* Application of MBPT methods (S. Botti, Lyon, contacted)
* Photovoltaics (C. Persson, RIT Stockholm, contacted)
* The physics of hybrid materials (M. Scheffler, FHI Berlin, confirmed)
* Novel materials discovery (M. Scheffler, FHI Berlin, confirmed)
Specific talks related to the LAPW method and introductory lectures related to
the hands-on exercises:
* The family of APW methods
* Core electrons and relativistic effects
* Structural optimization with exciting
* Magnetism in exciting
* Phonon calculations in exciting
* TDDFT in exciting
* BSE in exciting
* Input and output
* GW formalism in exciting
These talks will be given by members of the "exciting team", consisting of
* Claudia Draxl (Berlin)
* Pasquale Pavone (Berlin)
* Caterina Cocchi (Berlin)
* Giulio Biddau (Berlin)
* Juergen Spitaler (Leoben)
* Pablo Garcia Risueno (Berlin)
* Andris Gulans (Berlin)
* Ute Werner (Berlin)
* Dmitrii Nabok (Berlin)
* Rostam Golesorkhtabar (Berlin)
* Stefan Kontur (Berlin)
* Hong Li (Berlin)
* Santiago Rigamonti (Berlin)
* Lorenzo Pardini (Berlin)
* Karsten Hannewald (Berlin)
* Matteo Guzzo (Berlin)
* Juan Pablo Echeverry Enciso (Berlin)
* Nora Illanes Salas (Berlin)
* Olga Turkina (Berlin)
* Christian Vorwerk (Berlin)
* Christian Meisenbichler (Graz)
* Weine Olovsson (Linköping)

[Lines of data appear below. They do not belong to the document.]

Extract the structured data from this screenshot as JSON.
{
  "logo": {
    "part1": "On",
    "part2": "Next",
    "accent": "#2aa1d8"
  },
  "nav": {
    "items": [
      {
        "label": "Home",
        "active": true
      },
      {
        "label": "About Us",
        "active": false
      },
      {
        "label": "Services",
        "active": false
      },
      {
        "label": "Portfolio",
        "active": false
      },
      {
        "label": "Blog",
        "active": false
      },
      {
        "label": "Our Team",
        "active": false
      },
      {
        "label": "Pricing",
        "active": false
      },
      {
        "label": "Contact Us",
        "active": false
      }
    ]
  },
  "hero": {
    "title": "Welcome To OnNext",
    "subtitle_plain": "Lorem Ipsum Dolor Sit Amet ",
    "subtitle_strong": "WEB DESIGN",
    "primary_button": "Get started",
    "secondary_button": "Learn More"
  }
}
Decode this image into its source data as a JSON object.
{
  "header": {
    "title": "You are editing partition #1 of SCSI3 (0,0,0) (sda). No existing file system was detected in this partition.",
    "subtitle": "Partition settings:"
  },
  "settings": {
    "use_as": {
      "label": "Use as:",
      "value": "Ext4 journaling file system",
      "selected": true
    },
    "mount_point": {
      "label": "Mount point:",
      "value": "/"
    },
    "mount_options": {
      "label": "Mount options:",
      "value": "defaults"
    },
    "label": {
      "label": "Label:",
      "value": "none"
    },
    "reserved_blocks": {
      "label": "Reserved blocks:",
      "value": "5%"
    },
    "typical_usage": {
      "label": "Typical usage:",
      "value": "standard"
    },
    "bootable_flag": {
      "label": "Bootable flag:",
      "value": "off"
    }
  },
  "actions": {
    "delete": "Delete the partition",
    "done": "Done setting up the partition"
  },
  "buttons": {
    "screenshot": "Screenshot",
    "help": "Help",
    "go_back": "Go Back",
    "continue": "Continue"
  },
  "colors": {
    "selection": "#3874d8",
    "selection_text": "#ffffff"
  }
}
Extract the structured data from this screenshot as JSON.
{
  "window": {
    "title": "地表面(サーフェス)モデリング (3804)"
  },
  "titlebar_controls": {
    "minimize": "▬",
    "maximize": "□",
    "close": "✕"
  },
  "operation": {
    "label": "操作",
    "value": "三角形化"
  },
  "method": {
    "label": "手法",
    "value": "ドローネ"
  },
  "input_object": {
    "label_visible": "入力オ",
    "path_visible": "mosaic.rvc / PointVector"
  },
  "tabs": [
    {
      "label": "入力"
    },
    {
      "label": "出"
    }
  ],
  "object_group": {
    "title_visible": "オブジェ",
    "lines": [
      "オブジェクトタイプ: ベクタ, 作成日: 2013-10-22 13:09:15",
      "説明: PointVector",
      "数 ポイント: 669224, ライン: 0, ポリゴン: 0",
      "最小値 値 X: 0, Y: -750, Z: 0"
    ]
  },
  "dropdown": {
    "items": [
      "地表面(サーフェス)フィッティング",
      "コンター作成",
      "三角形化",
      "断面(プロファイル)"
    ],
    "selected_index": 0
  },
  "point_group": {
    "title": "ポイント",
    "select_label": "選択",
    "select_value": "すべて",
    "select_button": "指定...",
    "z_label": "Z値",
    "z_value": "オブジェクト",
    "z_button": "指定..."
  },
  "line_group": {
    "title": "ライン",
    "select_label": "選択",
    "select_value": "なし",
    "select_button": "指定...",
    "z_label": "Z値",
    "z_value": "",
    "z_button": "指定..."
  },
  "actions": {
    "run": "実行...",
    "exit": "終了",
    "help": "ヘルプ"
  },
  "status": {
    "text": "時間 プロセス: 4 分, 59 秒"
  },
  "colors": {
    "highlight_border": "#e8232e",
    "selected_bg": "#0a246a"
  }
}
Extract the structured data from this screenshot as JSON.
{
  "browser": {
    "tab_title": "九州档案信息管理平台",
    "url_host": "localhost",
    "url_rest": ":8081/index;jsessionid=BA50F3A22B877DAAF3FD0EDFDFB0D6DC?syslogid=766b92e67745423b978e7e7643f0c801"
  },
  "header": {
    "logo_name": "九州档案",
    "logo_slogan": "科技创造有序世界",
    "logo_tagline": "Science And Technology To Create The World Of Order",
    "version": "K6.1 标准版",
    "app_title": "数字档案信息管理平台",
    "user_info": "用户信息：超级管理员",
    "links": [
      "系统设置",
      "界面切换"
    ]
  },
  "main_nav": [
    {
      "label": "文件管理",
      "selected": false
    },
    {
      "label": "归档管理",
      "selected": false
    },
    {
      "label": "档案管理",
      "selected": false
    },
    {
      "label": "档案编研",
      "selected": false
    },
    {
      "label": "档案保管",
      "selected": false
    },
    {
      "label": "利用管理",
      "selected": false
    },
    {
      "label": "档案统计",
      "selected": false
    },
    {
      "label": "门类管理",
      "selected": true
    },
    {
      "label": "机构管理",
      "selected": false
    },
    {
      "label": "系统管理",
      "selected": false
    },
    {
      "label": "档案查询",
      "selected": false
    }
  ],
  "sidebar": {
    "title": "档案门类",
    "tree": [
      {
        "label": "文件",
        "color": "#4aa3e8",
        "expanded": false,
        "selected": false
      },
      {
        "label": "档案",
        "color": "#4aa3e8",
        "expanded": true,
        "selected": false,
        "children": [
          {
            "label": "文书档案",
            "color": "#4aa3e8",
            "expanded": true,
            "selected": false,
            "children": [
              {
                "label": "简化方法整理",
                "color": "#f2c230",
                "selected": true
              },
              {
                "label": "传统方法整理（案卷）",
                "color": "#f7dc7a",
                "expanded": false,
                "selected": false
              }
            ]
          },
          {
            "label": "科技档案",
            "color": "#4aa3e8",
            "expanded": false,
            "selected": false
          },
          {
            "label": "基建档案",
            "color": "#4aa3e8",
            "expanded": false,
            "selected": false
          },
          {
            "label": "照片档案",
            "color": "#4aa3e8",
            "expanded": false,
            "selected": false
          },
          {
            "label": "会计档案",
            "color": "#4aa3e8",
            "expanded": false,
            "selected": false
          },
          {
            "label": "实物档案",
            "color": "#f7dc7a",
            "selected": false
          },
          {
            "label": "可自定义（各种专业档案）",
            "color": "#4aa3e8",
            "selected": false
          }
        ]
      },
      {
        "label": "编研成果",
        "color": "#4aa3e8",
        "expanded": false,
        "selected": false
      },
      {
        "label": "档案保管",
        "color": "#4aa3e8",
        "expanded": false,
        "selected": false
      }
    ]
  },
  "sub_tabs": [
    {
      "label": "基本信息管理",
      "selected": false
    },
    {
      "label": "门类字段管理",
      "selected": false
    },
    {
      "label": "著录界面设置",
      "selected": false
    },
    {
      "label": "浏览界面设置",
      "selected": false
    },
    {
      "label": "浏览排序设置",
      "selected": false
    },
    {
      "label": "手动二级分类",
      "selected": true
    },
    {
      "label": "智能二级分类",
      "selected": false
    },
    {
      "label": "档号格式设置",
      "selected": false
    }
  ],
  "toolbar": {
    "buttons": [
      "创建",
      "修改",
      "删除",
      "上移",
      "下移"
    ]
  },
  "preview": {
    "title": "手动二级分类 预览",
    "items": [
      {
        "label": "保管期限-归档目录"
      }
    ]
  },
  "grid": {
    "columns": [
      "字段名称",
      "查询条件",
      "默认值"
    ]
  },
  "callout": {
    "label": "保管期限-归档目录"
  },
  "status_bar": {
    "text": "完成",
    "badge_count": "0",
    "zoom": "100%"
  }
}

* Kathrin Glantschnig (Graz)
* How to start an exciting calculation
* Simple convergence tests
* Electronic-structure calculations
* Volume optimization for cubic systems
* Structure optimization for cubic systems
* Relaxation of a water molecule
* General lattice optimization
* Energy vs. strain calculations
* ElaStic@exciting: Elastic-constants calculation
* Exchange-correlation functionals
* Exact-exchange calculations
* Van-der-Waals energy functional
* Spin-polarized calculations
* Electronic bandstructure from GW
* Excited states from TDDFT
* q-dependent TDDFT
* Excited states from BSE
* X-ray absorption spectra using BSE
* Cluster-expansion of TiAl
* Atomic simulation environment
* Surface calculations
* Phonons at Γ in diamond-structure crystals
* Phonons at X in diamond-structure crystals
* Phonon and thermal properties of diamond-structure crystals
* A simple example of parallel computation: Bulk methane
During the exercises the students will be supported by the tutors of the exciting team.
Juergen Spitaler (Materials Center Leoben Forschung GmbH) - Organiser
Giulio Biddau (Humboldt Universität zu Berlin) - Organiser
Caterina Cocchi (Humboldt-Universität zu Berlin) - Organiser
Claudia Draxl (Humboldt-Universität zu Berlin) - Organiser
Pasquale Pavone (Humboldt Universität zu Berlin) - Organiser
Mailman how exciting (Humbolds) - Organiser